runs as programmed. If problems arise, the employees can correct
problems as quickly as possible to minimize downtime.
Hovering behind the scenes of the processes of
assembling the sets and then placing them into shipping boxes is a
quality assurance team, whose members ensure that the materials used
to produce the coins and package them meet contracted specifications.
Loretta Dickerson, quality assurance manager
with oversight of assay operations; Latonia Johnson, program analyst
specialist; and Michael Goggins, supply quality engineer, represented
the quality assurance team during the May 14 visit.
The facility receives both blanks (unstruck
disks of metal without an upset proto-rim) and planchets (pieces with
an upset proto-rim). When struck by dies, the blanks and planchets
Certain denominations, for example 90 percent
silver, 10 percent copper dimes and quarter dollars, have a slight
upset on them when they are received to prevent damage to the surface
as they are shipped. The blanks (with no upset proto-rim) and the
planchets that arrive at the facility with a slight upset undergo a
full upset before they are struck (the double upsetting is what the
Mint also calls a “complete upset”). The .900 fine silver
commemorative silver dollar blanks, the .999 fine silver bullion
dollar blanks, and copper-plated zinc cent blanks are already fully
upset and ready to strike when received.
All blanks and planchets that are shipped to
the San Francisco Mint are scrutinized by the team for fineness (in
the case of precious metals coins), weight, diameter, thickness and
surface hardness. Blanks and planchets are tested after being selected
from random samples. The Quality Assurance Team examines all shipments
of blanks based on incoming acceptance testing guidelines as outlined
in the San Francisco Mint’s contracts with its various suppliers.
Materials that don’t meet the contracted standards after inspection
The methods used to test composition and
fineness have changed over the years.
Dickerson said the San Francisco Mint formerly
conducted composition and fineness testing by using radiometry by
titration (a method of quantitative chemical analysis), which was
labor intensive and required the silver to be recovered from the
chemical solution used.
Dickerson said the San Francisco Mint
currently uses a Glow Discharge Spectrometer unit to determine the
metal composition of the blanks.

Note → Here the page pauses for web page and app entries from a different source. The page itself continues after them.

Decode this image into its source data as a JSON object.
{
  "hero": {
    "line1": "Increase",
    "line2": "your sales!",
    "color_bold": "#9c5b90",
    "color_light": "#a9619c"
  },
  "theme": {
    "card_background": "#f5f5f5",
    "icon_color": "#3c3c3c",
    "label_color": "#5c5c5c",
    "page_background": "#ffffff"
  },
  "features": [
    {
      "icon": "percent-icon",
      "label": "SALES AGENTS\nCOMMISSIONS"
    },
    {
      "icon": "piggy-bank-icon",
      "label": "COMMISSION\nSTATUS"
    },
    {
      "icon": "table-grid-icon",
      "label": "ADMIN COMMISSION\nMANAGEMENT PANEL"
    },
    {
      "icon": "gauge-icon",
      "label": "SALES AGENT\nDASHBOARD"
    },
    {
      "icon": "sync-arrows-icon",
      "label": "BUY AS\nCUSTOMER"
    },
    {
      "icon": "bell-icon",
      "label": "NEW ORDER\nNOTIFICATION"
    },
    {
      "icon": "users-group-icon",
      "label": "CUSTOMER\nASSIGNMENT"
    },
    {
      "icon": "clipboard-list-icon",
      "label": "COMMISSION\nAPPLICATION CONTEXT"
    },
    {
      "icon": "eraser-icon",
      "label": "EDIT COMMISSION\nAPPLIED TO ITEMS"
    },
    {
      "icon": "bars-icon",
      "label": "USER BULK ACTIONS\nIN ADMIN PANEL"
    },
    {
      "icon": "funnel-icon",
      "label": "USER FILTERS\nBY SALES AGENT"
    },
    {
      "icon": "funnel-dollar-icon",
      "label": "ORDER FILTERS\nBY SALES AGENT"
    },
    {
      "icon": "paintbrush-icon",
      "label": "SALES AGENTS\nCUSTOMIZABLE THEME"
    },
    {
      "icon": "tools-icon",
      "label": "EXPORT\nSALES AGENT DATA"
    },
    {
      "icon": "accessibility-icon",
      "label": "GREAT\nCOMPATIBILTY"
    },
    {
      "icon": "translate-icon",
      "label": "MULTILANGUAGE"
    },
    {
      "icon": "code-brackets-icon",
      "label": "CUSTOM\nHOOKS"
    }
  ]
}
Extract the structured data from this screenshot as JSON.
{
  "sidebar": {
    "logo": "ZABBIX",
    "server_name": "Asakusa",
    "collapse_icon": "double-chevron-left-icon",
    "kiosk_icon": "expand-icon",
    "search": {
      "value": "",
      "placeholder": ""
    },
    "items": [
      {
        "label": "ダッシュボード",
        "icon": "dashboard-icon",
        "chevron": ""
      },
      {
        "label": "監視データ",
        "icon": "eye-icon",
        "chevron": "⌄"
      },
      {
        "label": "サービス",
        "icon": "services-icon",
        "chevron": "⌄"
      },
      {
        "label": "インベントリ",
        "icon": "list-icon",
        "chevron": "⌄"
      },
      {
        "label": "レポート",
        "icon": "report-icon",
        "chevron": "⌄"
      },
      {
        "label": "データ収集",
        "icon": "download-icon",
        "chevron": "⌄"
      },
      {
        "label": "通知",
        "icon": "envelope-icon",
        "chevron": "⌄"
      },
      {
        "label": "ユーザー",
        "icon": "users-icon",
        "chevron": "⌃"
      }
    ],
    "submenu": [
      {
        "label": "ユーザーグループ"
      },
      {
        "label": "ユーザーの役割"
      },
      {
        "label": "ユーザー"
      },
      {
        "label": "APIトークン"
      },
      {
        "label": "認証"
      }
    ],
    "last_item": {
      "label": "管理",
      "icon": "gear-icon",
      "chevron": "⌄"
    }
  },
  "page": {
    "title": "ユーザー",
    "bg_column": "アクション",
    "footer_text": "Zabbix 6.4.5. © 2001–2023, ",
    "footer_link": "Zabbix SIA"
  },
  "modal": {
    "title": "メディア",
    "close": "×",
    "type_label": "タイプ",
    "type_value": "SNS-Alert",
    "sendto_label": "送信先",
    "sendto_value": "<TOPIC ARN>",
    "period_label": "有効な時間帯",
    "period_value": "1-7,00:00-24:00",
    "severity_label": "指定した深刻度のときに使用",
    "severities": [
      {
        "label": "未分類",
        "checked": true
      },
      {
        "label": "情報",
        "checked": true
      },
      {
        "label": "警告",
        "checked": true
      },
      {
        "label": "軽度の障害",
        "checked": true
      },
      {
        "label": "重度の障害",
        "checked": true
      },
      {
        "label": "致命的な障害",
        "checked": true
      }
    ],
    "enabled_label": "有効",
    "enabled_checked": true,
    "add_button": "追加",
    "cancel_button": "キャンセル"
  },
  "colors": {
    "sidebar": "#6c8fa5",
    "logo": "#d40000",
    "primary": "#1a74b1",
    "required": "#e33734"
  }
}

The equipment is calibrated to
analyze material over a particular spectral range.
The spectrometer does not require reclamation
of materials as was required when testing was done by titration. The

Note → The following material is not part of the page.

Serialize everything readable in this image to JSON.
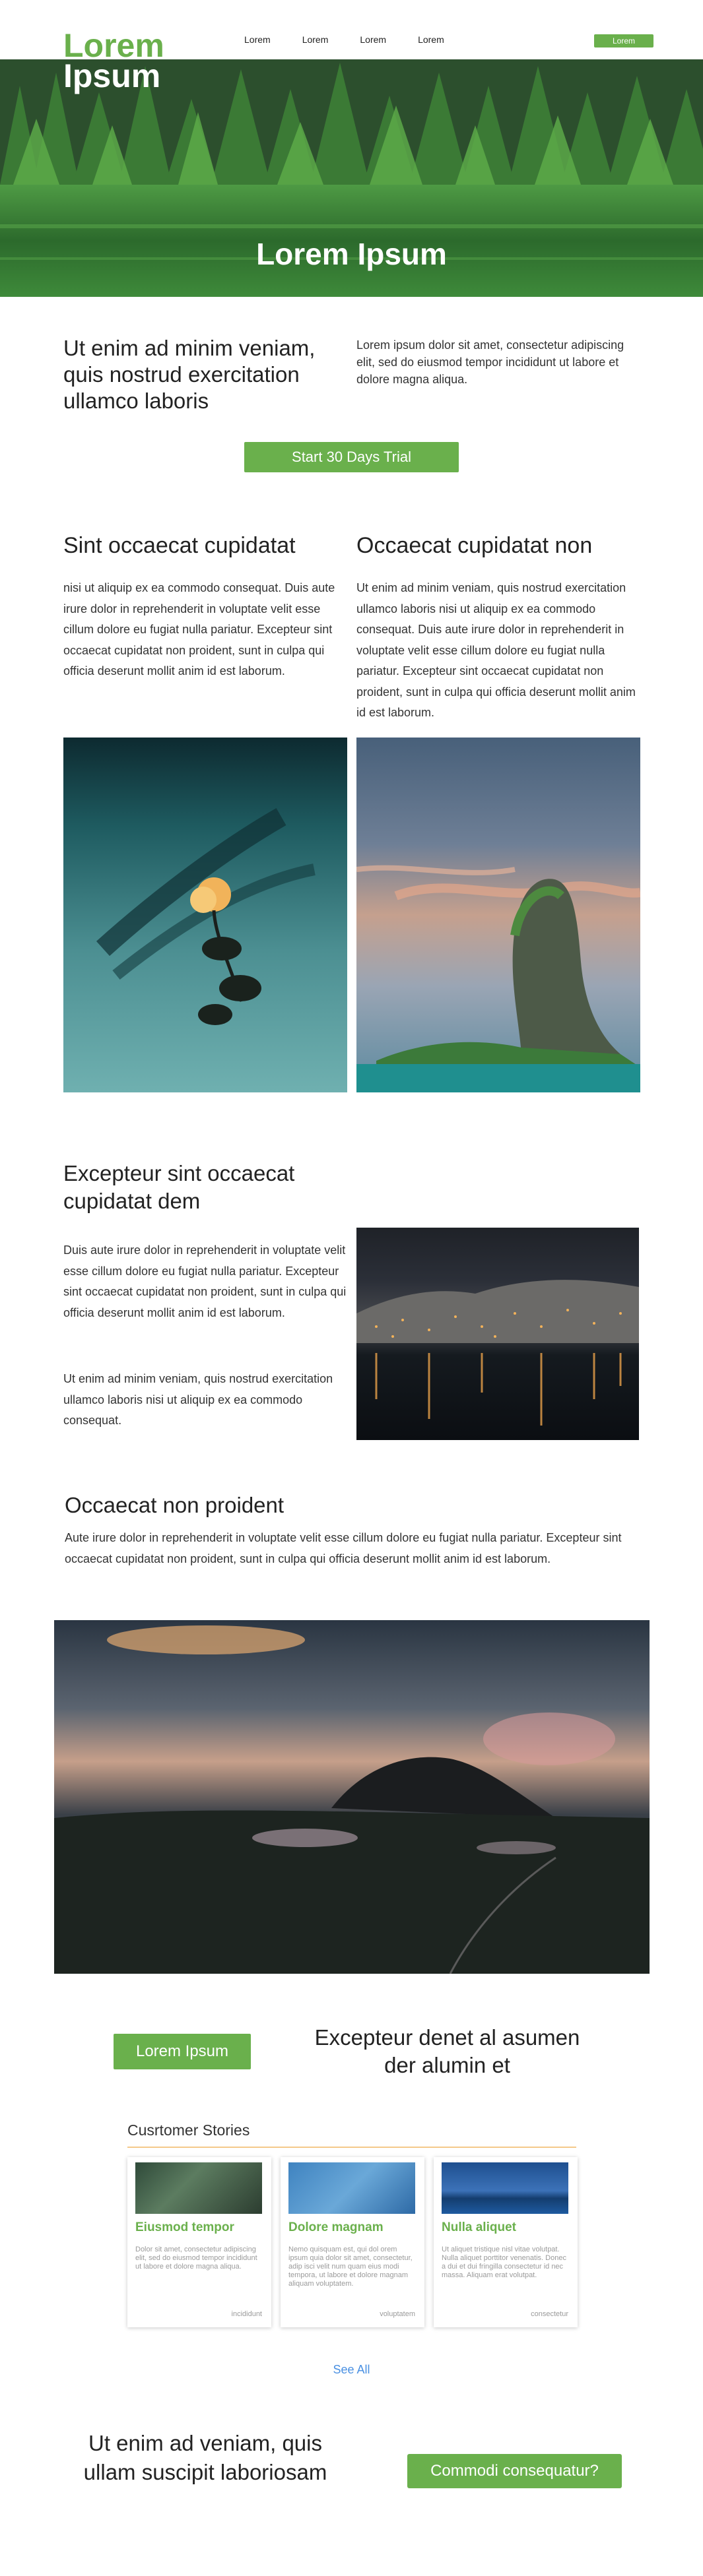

Glow Discharge Spectrometer unit excites ions and shoots them at a
blank in an atmosphere of inert argon gas. The reaction of the ions
determines the composite elements in the metal on the blank’s surface
and in its successive layers. The sample is not consumed in the
nondestructive process. The new process creates savings both in
reclamation costs and from the planchets lost during the former assay process.
With Glow Discharge Spectrometry, the four-day
process required with radiometry by titration is instead reduced to
just 1.5 days, Dickerson said.
Visual inspections are also conducted on
packaging provided by outside vendors; inspectors look for cracks in
plastic lenses, scuffs or other damage and damaged boxes.
In addition, random, visual inspections are
conducted of coin sets, after preliminary packaging but before the
sets are housed in their cardboard holders. Mint employees compare the
coins in the set to a color graphic of the coins that are supposed to
be in the set, to make sure coins are in the proper location in the
set and aligned correctly.
When considering packaging vendors, Goggins
said he seeks materials that present a good appearance, meet planned
color specifications and are functional. Goggins said potential and
existing vendors are required to submit prototypes when new packaging
options are under consideration.
Extensive reviews are made of product returns
to determine what defects are in the packaging, and what
imperfections, however slight, may be unacceptable.